What Kind of Country Have We Become?
As always political analyst and journalist (one of very few left in this country) Glenn Greenwald hits the nail on the head in his Thursday Sept. 3 blog post “The looming political war over Afghanistan.” Here is an excerpt:

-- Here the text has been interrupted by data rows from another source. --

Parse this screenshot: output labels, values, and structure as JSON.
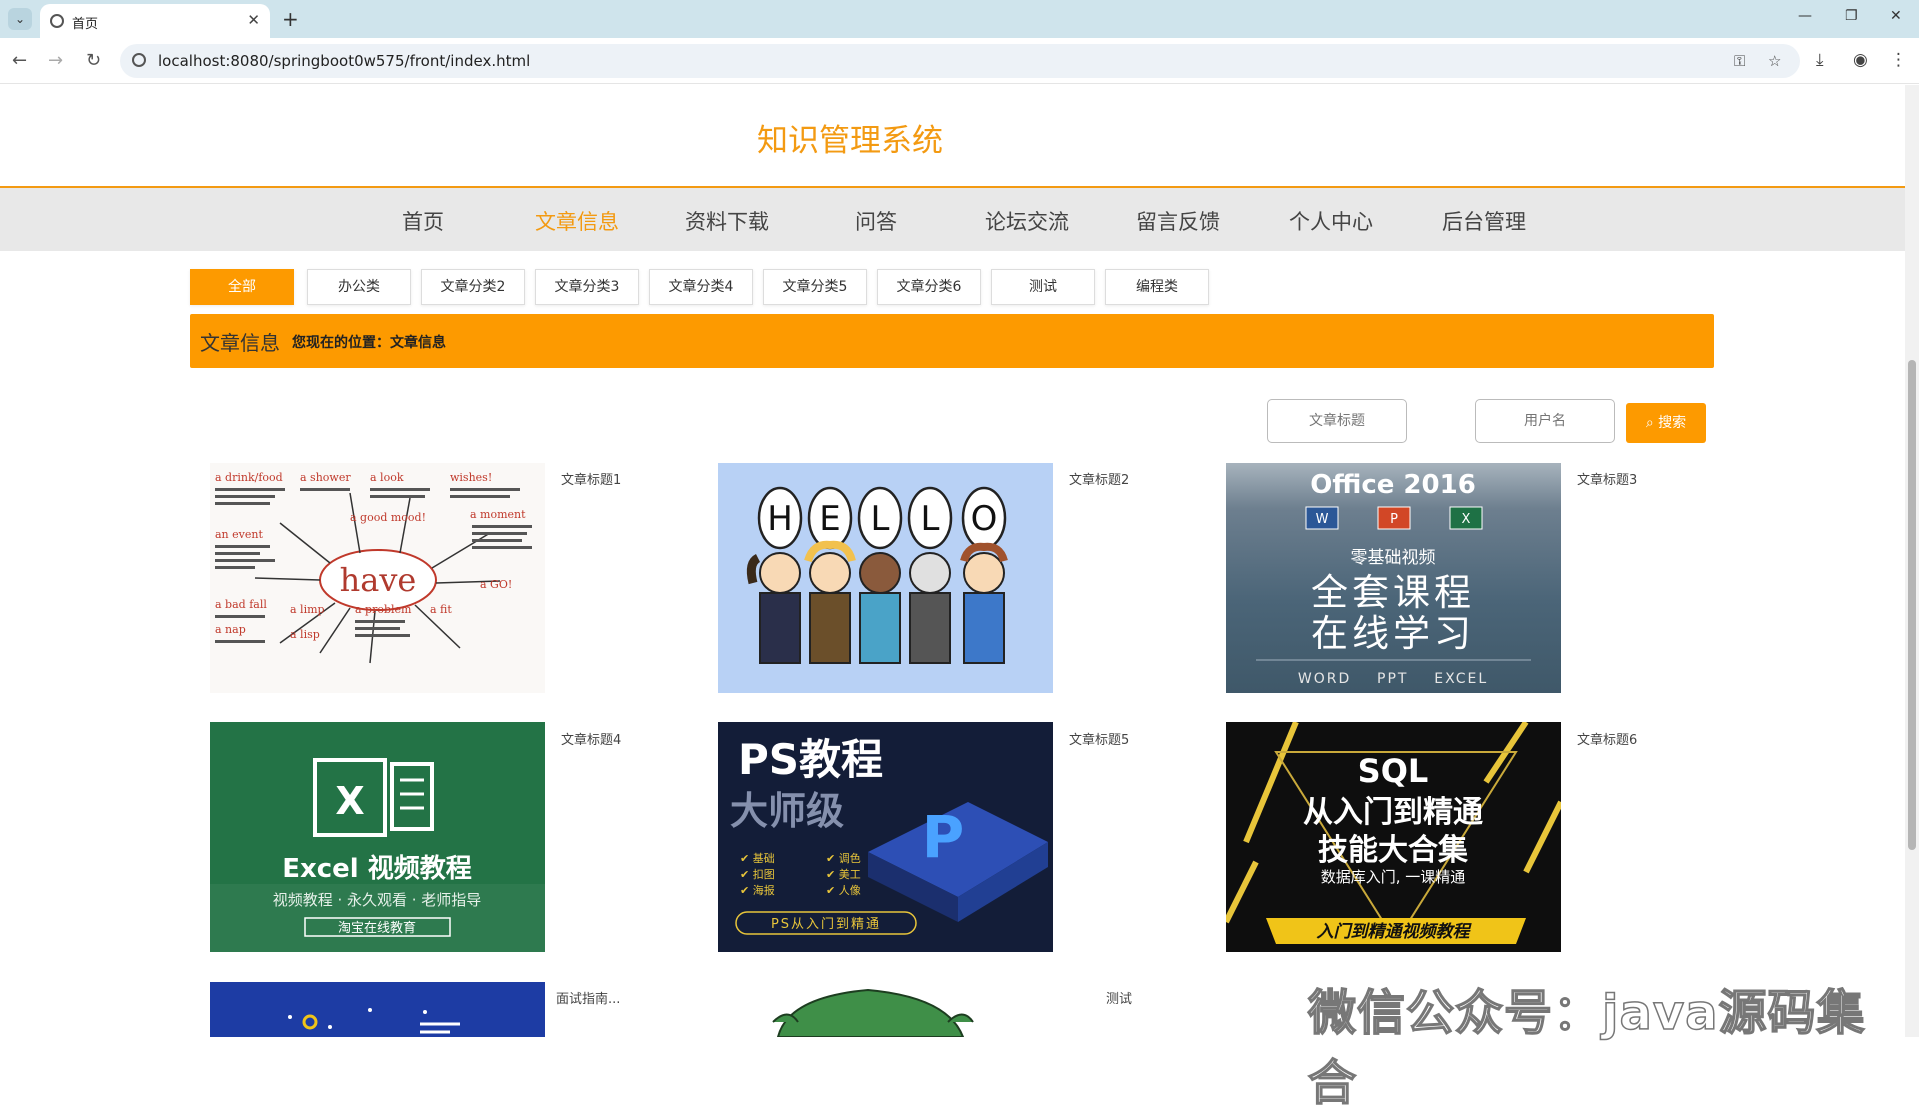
{
  "browser": {
    "tab_title": "首页",
    "url": "localhost:8080/springboot0w575/front/index.html"
  },
  "site": {
    "title": "知识管理系统"
  },
  "nav": {
    "items": [
      "首页",
      "文章信息",
      "资料下载",
      "问答",
      "论坛交流",
      "留言反馈",
      "个人中心",
      "后台管理"
    ],
    "active_index": 1
  },
  "categories": {
    "items": [
      "全部",
      "办公类",
      "文章分类2",
      "文章分类3",
      "文章分类4",
      "文章分类5",
      "文章分类6",
      "测试",
      "编程类"
    ],
    "active_index": 0
  },
  "breadcrumb": {
    "title": "文章信息",
    "location": "您现在的位置：文章信息"
  },
  "search": {
    "title_placeholder": "文章标题",
    "user_placeholder": "用户名",
    "button_label": "搜索"
  },
  "articles": [
    {
      "title": "文章标题1",
      "image_label": "have"
    },
    {
      "title": "文章标题2",
      "image_label": "HELLO"
    },
    {
      "title": "文章标题3",
      "image_label": "Office 2016"
    },
    {
      "title": "文章标题4",
      "image_label": "Excel 视频教程"
    },
    {
      "title": "文章标题5",
      "image_label": "PS教程"
    },
    {
      "title": "文章标题6",
      "image_label": "SQL"
    },
    {
      "title": "面试指南...",
      "image_label": ""
    },
    {
      "title": "测试",
      "image_label": ""
    }
  ],
  "image_text": {
    "office_sub": "零基础视频",
    "office_line1": "全套课程",
    "office_line2": "在线学习",
    "office_foot": "WORD    PPT    EXCEL",
    "excel_sub": "视频教程 · 永久观看 · 老师指导",
    "excel_foot": "淘宝在线教育",
    "ps_sub": "大师级",
    "ps_foot": "PS从入门到精通",
    "sql_line1": "从入门到精通",
    "sql_line2": "技能大合集",
    "sql_line3": "数据库入门, 一课精通",
    "sql_foot": "入门到精通视频教程"
  },
  "watermark": "微信公众号：java源码集合"
}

“A country that turns itself into a war-fighting state, a militarized empire, is choosing what kind of country it wants to be. And as long as that continues, everything else — wild expansions of executive power, the explicit rejection of the rule of law for elites, a continuous erosion of civil liberties, ever-expanding secrecy justifications, supreme empowerment of a permanent national security class whose power transcends elections — are all necessary and inevitable by-products. As Thomas Jefferson observed in an 1810 letter to Ceasar Rodney: “In times of peace the people look most to their representatives; but in war, to the executive solely.” Jefferson was assuming “war” was a temporary state of affairs; where, as with us now, it’s the permanent reality, the effect is far greater. As long as a President is waging wars and trying to control the world through military force, he desperately needs the CIA, the military, the entire National Security State apparatus, and thus cannot “change” policies of secrecy, civil liberties, privacy and the like — even if he wanted to.

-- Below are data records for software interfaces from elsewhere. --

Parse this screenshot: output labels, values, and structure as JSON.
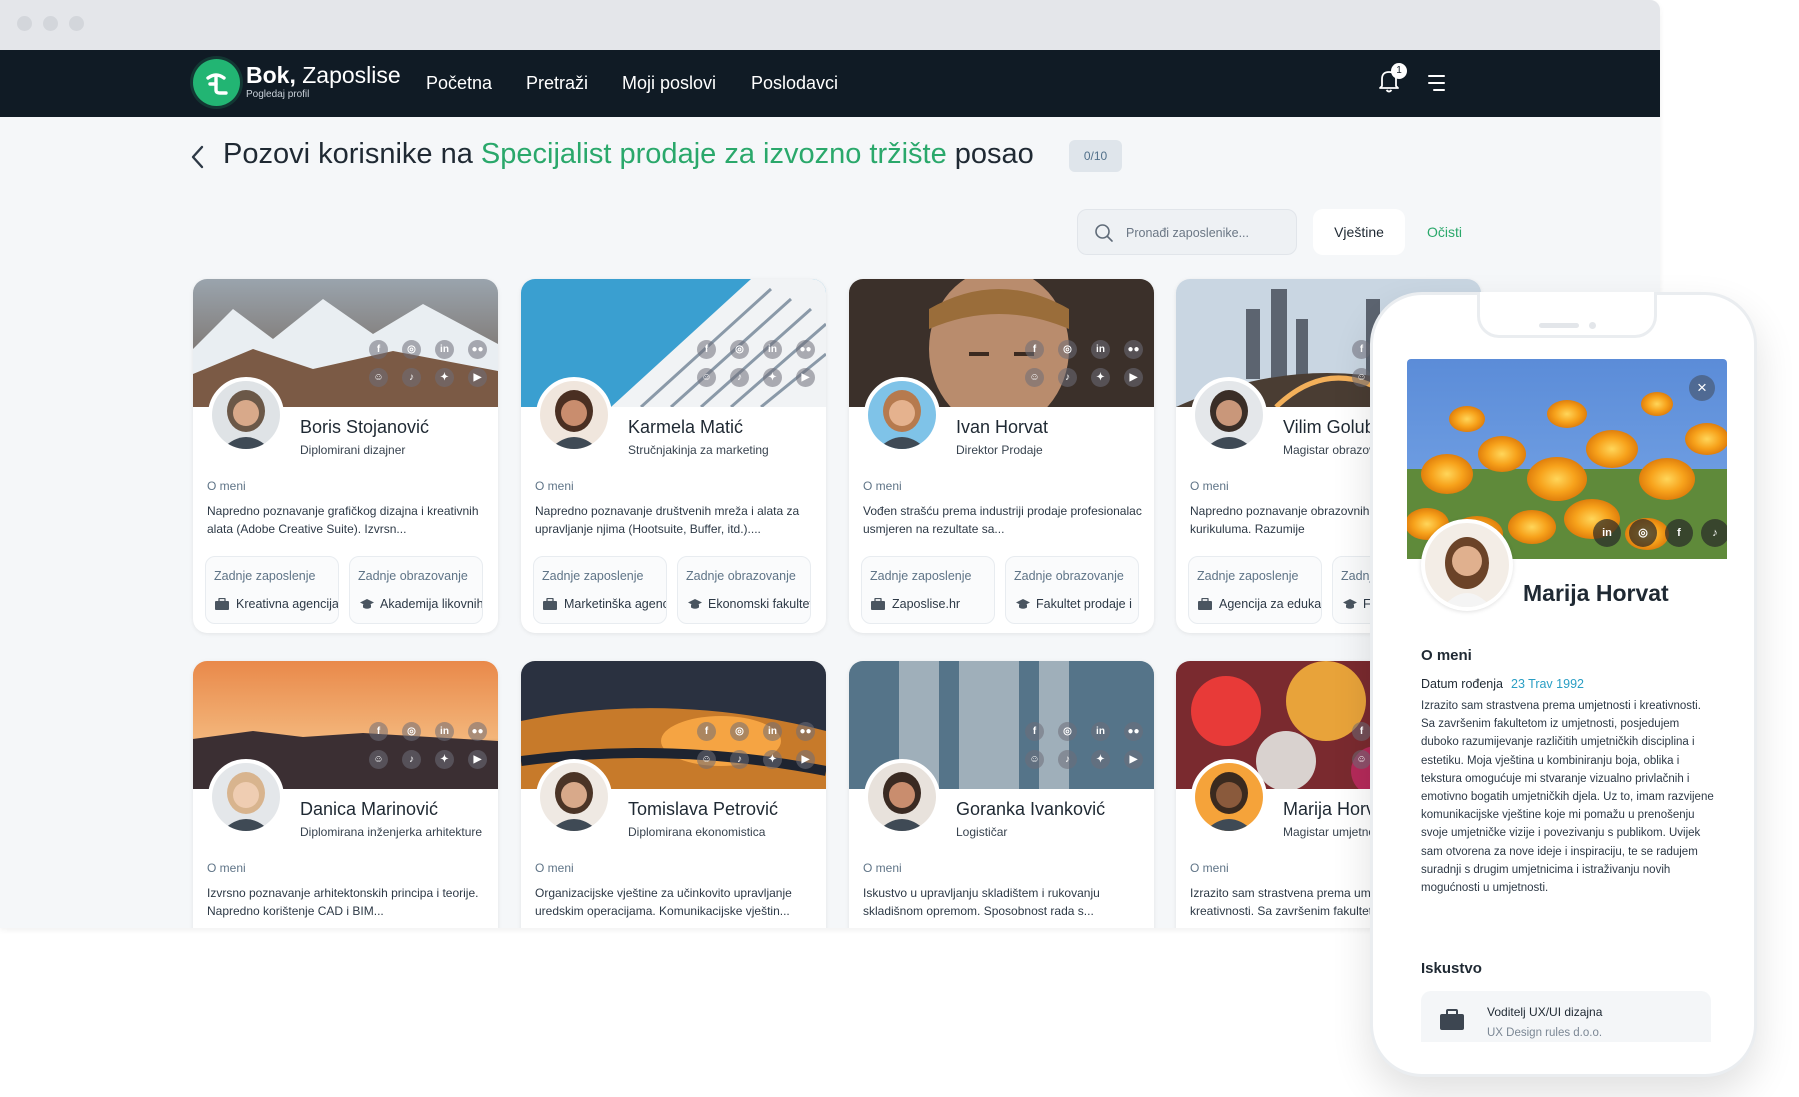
{
  "header": {
    "brand_greeting": "Bok,",
    "brand_name": "Zaposlise",
    "brand_sub": "Pogledaj profil",
    "nav": [
      "Početna",
      "Pretraži",
      "Moji poslovi",
      "Poslodavci"
    ],
    "notification_count": "1"
  },
  "page": {
    "title_prefix": "Pozovi korisnike na",
    "title_job": "Specijalist prodaje za izvozno tržište",
    "title_suffix": "posao",
    "counter": "0/10"
  },
  "filters": {
    "search_placeholder": "Pronađi zaposlenike...",
    "skills_label": "Vještine",
    "clear_label": "Očisti"
  },
  "labels": {
    "about": "O meni",
    "last_job": "Zadnje zaposlenje",
    "last_edu": "Zadnje obrazovanje"
  },
  "social_icons": [
    "facebook-icon",
    "instagram-icon",
    "linkedin-icon",
    "medium-icon",
    "reddit-icon",
    "tiktok-icon",
    "twitter-icon",
    "youtube-icon"
  ],
  "cards": [
    {
      "name": "Boris Stojanović",
      "role": "Diplomirani dizajner",
      "about": "Napredno poznavanje grafičkog dizajna i kreativnih alata (Adobe Creative Suite). Izvrsn...",
      "last_job": "Kreativna agencija",
      "last_edu": "Akademija likovnih"
    },
    {
      "name": "Karmela Matić",
      "role": "Stručnjakinja za marketing",
      "about": "Napredno poznavanje društvenih mreža i alata za upravljanje njima (Hootsuite, Buffer, itd.)....",
      "last_job": "Marketinška agencija",
      "last_edu": "Ekonomski fakultet"
    },
    {
      "name": "Ivan Horvat",
      "role": "Direktor Prodaje",
      "about": "Vođen strašću prema industriji prodaje profesionalac usmjeren na rezultate sa...",
      "last_job": "Zaposlise.hr",
      "last_edu": "Fakultet prodaje i"
    },
    {
      "name": "Vilim Golub",
      "role": "Magistar obrazovanja",
      "about": "Napredno poznavanje obrazovnih pedagogije i kurikuluma. Razumije",
      "last_job": "Agencija za edukaciju",
      "last_edu": "Filozofski"
    },
    {
      "name": "Danica Marinović",
      "role": "Diplomirana inženjerka arhitekture",
      "about": "Izvrsno poznavanje arhitektonskih principa i teorije. Napredno korištenje CAD i BIM..."
    },
    {
      "name": "Tomislava Petrović",
      "role": "Diplomirana ekonomistica",
      "about": "Organizacijske vještine za učinkovito upravljanje uredskim operacijama. Komunikacijske vještin..."
    },
    {
      "name": "Goranka Ivanković",
      "role": "Logističar",
      "about": "Iskustvo u upravljanju skladištem i rukovanju skladišnom opremom. Sposobnost rada s..."
    },
    {
      "name": "Marija Horvat",
      "role": "Magistar umjetnosti",
      "about": "Izrazito sam strastvena prema umjetnosti i kreativnosti. Sa završenim fakultetom"
    }
  ],
  "profile": {
    "name": "Marija Horvat",
    "about_title": "O meni",
    "dob_label": "Datum rođenja",
    "dob_value": "23 Trav 1992",
    "bio": "Izrazito sam strastvena prema umjetnosti i kreativnosti. Sa završenim fakultetom iz umjetnosti, posjedujem duboko razumijevanje različitih umjetničkih disciplina i estetiku. Moja vještina u kombiniranju boja, oblika i tekstura omogućuje mi stvaranje vizualno privlačnih i emotivno bogatih umjetničkih djela. Uz to, imam razvijene komunikacijske vještine koje mi pomažu u prenošenju svoje umjetničke vizije i povezivanju s publikom. Uvijek sam otvorena za nove ideje i inspiraciju, te se radujem suradnji s drugim umjetnicima i istraživanju novih mogućnosti u umjetnosti.",
    "experience_title": "Iskustvo",
    "experience": {
      "title": "Voditelj UX/UI dizajna",
      "company": "UX Design rules d.o.o."
    },
    "social_icons": [
      "linkedin-icon",
      "instagram-icon",
      "facebook-icon",
      "tiktok-icon"
    ]
  },
  "colors": {
    "accent": "#2aa86b",
    "nav_bg": "#101b25",
    "page_bg": "#f5f7f9"
  }
}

“That’s why being in a state of endless war doesn’t merely raise discrete questions of this policy or that; it changes the character of the nation. Whether to continue our massive National Security State and general imperial behavior (unsustainable in any event) is at least as important a question in the debate over Afghanistan as specific questions raised by the war itself….
“‘Of all the enemies of true liberty, war is, perhaps, the most to be dreaded, because it comprises and develops the germ of every other. War is the parent of armies; from these proceed debts and taxes; and armies, and debts, and taxes are the known instruments for bringing the many under the domination of the few…. No nation can preserve its freedom in the midst of continual warfare.'” — James Madison, Political Observations, 1795:
“We have “continual warfare”; Madison couldn’t have been clearer about the inevitable outcome of that.”